Since 1991 I have been visiting Cuba on a regular basis – mostly every year, although more like every second year the last couple of years. I have found my personal long term project in the agricultural area of Viñales in Western Cuba. There I have gotten to know a family who’s farm is overlooking a small lake and the so-called mogotes – limestone rocks – which are very characteristic for Viñales. The family farms the land and live a very simple life. They are poor, but are able to sustain themselves, and in many ways they are richer in spirit than many other people I know. I have seen people at the farm grow up, marry, get children – and die. They have become like a second family to me, and I am always welcome to stay at the farm at any time. I bring my camera and myself, and then just spend time with the family. And every year I bring photos from the previous year. They always cause laughter and enjoyment among the family members. Visiting the family in Viñales has been a great experience for me, both on a personal level as well as photographically. My personal long term project. This year I plan to go back in September – and I really look forward visiting my family again.

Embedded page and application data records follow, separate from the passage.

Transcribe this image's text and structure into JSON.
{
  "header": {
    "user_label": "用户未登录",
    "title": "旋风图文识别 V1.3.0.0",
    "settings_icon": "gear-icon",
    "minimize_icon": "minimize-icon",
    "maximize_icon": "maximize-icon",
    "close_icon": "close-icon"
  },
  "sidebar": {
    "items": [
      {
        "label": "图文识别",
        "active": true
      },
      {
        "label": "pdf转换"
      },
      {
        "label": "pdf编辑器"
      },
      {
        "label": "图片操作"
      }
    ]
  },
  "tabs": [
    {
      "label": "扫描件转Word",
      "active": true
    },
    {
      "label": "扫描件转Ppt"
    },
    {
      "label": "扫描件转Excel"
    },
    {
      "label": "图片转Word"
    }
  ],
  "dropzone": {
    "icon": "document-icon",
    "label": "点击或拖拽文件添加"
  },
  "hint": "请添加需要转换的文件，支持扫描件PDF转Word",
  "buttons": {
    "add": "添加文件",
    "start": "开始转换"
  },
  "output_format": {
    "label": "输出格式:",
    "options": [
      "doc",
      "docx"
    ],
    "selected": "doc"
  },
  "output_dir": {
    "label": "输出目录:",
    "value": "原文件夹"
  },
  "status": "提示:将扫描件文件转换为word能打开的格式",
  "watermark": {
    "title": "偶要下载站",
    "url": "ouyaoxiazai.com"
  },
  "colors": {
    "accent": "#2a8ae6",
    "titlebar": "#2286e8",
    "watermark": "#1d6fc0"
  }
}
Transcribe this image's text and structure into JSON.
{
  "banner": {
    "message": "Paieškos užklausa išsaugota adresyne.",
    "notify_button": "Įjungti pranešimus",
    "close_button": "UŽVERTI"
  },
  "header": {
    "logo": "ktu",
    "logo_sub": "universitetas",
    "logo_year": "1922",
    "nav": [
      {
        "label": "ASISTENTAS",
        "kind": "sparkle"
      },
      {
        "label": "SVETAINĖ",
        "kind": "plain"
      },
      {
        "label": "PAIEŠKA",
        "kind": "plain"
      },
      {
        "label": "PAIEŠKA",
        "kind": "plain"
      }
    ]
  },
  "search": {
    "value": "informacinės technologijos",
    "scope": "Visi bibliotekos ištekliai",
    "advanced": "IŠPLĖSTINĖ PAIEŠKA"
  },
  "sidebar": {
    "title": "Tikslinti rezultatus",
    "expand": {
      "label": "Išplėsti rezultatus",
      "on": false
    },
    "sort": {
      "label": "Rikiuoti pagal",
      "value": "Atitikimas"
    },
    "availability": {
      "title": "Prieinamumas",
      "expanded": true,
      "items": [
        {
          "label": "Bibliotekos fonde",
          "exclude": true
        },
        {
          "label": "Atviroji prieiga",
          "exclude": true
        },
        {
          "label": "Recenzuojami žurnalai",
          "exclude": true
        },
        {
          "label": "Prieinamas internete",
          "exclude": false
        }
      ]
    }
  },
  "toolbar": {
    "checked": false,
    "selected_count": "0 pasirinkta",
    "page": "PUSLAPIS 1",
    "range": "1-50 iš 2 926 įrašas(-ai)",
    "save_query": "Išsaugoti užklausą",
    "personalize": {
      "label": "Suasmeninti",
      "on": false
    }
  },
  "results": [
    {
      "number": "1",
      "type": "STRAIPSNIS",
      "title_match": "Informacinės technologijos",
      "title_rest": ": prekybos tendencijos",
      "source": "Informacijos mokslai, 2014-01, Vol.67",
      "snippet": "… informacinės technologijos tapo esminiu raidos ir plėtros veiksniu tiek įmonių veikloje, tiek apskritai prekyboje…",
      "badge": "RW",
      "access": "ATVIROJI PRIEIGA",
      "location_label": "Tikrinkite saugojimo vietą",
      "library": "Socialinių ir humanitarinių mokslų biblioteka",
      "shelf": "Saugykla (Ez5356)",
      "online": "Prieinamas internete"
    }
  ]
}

The last picture of this series is the first I ever took of any of the family members.

On a different note, I would like to apologise for not having been able to visit your blogs and comment any of your posts the last month or so. It’s just been a very busy time for me with a lot of travelling. All the more I appreciate your patience and willingness to comment my posts. I intend to catch up during the summer time, when work will cease to be as busy as it has been lately.